The TCV hoops court. How the hell are you going to concentrate on a free throw with that backdrop?
Finally Suresh pulled in front of the Hall and I met my co-worker, the station manager of 90.4 Tashi Delek FM, Kalsang Tsewang. Kalsang plays in one of the hottest local bands, who were on enough of a hiatus that he could take this gig running the station. He’s great with the soundboard and the recording software so he was a natural for the job. Kalsang and Suresh lifted me up the three steps to the entrance, then we came up on the 15 steps up to the studio. I knew they had a wify set up, so I told them I could just work downstairs. They wanted no part of it. They lifted me up the fifteen stairs (something they’ve done for three weeks now) and showed me to the studio.
Doesn't look like something you would see in the Himalayas does it? Tibetans just rock when it comes to tech stuff.
I was as far away from home as I could possibly be, but when I saw the computers, the board and the mic – I felt right at home. As a matter of fact, I was more freaked out when I rolled into the studios of KUGR in Pullman, Washington. This time, I knew what to do and it felt great.

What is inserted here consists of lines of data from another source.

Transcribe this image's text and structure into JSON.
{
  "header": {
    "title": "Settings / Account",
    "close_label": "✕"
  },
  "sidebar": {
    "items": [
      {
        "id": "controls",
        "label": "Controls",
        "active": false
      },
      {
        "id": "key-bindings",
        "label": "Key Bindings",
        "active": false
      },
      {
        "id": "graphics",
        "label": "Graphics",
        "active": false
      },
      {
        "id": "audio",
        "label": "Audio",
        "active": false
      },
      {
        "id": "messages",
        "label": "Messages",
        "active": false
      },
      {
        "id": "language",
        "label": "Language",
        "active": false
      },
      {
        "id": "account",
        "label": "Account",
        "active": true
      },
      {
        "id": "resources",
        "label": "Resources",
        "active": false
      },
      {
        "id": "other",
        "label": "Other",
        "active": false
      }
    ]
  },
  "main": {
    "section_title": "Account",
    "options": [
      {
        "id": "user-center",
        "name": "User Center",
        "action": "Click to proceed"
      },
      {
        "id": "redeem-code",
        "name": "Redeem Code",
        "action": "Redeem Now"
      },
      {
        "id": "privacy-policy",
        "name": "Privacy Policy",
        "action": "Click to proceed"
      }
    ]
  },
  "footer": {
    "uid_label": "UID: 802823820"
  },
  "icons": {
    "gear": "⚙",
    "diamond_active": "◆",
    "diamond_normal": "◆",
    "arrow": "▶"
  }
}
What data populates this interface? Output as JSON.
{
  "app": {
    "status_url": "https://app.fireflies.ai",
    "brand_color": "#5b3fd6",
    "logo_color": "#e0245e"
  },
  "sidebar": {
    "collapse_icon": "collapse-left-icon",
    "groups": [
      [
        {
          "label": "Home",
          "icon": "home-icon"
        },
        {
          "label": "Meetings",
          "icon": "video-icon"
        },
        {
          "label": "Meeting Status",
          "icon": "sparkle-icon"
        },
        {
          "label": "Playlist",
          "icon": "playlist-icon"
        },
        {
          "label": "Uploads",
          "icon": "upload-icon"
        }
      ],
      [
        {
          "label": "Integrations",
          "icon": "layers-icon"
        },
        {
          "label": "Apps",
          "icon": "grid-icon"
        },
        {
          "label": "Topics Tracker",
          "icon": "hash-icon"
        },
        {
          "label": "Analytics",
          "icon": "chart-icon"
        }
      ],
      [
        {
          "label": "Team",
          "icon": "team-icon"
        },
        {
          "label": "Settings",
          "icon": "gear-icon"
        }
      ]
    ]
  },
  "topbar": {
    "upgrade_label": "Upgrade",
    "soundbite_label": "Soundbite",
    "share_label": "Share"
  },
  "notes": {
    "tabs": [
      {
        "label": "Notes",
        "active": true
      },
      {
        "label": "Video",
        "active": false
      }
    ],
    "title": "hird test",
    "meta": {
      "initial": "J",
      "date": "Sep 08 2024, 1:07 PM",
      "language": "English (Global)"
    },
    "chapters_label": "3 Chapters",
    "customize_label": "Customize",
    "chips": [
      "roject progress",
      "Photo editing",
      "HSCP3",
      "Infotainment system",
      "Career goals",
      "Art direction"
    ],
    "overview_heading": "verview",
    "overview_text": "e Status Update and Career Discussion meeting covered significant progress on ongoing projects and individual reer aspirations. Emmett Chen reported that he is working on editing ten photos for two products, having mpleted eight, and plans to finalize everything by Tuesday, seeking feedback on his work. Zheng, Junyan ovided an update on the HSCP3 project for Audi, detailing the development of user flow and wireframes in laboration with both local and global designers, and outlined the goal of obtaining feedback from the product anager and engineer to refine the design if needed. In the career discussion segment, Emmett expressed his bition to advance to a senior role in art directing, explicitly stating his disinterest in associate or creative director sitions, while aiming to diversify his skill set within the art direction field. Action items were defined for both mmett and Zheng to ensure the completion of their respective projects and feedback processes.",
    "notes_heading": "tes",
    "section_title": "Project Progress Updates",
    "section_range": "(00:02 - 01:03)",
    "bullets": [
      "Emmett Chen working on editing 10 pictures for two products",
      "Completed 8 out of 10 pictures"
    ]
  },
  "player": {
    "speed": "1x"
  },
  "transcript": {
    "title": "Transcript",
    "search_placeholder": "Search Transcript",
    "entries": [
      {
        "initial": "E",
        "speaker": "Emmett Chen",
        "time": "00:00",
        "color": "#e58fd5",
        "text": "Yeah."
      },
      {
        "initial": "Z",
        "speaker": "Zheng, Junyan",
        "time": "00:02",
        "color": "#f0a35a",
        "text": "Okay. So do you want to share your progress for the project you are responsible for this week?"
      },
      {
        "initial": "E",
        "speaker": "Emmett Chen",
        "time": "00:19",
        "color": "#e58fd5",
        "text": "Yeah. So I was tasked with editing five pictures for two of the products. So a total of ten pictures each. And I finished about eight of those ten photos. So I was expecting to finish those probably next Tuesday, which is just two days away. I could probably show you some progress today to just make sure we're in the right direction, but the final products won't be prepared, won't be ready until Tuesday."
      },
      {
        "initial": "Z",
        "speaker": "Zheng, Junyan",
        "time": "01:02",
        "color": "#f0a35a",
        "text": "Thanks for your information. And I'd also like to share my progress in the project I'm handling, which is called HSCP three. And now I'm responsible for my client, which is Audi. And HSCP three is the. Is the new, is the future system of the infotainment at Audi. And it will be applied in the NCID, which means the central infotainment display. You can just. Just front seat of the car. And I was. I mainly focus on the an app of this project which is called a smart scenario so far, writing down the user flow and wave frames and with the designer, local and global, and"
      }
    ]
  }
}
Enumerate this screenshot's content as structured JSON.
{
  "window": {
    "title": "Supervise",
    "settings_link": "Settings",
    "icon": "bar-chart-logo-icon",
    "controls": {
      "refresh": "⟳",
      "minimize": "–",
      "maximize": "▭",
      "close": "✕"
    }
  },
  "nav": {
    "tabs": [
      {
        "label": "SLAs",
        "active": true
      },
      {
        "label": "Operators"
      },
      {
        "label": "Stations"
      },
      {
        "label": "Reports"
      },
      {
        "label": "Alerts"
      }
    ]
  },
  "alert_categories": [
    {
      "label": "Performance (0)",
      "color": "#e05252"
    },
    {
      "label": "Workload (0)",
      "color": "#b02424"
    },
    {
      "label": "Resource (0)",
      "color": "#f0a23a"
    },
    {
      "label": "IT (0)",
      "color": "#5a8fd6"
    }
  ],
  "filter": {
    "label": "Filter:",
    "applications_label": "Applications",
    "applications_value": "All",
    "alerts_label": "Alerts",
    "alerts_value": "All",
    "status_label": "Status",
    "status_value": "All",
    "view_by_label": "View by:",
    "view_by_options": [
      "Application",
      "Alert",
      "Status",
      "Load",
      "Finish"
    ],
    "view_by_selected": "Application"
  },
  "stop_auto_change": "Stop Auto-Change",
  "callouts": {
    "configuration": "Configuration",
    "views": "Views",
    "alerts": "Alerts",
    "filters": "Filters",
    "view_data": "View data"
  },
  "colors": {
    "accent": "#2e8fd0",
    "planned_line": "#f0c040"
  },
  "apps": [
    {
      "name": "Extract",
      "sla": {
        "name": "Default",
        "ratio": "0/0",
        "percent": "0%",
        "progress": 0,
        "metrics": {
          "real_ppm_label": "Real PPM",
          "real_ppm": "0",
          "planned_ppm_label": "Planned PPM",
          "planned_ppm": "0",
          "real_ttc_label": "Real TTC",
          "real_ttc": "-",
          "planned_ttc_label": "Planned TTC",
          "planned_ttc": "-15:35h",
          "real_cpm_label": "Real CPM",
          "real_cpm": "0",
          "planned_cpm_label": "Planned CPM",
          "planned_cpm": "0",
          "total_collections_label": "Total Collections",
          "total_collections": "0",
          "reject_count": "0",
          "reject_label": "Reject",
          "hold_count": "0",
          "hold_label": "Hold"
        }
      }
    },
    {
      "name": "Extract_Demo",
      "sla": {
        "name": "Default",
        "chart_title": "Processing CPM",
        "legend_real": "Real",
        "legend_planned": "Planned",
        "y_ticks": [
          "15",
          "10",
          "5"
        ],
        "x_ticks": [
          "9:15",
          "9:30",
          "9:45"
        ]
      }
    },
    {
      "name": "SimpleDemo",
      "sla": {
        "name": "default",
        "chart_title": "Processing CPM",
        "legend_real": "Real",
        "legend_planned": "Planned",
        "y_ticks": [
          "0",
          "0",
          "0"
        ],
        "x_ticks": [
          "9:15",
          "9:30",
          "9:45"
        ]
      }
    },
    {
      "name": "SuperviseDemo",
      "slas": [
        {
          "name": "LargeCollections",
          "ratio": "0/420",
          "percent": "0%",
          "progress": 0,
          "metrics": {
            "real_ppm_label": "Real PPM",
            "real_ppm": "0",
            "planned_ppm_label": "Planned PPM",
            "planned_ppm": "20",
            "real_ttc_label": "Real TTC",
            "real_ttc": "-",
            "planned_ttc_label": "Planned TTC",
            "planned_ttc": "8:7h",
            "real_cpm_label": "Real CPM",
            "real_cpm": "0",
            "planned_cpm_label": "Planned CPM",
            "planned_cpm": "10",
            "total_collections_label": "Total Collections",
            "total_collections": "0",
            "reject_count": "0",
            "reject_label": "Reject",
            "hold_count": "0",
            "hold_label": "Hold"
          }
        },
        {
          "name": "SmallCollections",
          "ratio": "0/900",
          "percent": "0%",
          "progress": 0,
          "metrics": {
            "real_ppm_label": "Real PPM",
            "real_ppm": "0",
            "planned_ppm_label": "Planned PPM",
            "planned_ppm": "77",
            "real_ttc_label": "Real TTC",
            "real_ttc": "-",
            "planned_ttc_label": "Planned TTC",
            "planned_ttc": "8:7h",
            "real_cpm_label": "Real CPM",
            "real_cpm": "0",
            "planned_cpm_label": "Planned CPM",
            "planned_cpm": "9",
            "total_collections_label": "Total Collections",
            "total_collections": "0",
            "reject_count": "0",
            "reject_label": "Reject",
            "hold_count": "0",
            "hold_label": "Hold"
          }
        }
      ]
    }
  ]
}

Kalsang flipped on the mic, I rolled up and said, “You're listening to 90.4 Tashi Delek Fm broadcasting from the Tibetan Children’s Village in Dharamsala, India. Now back to some Tibetan music….”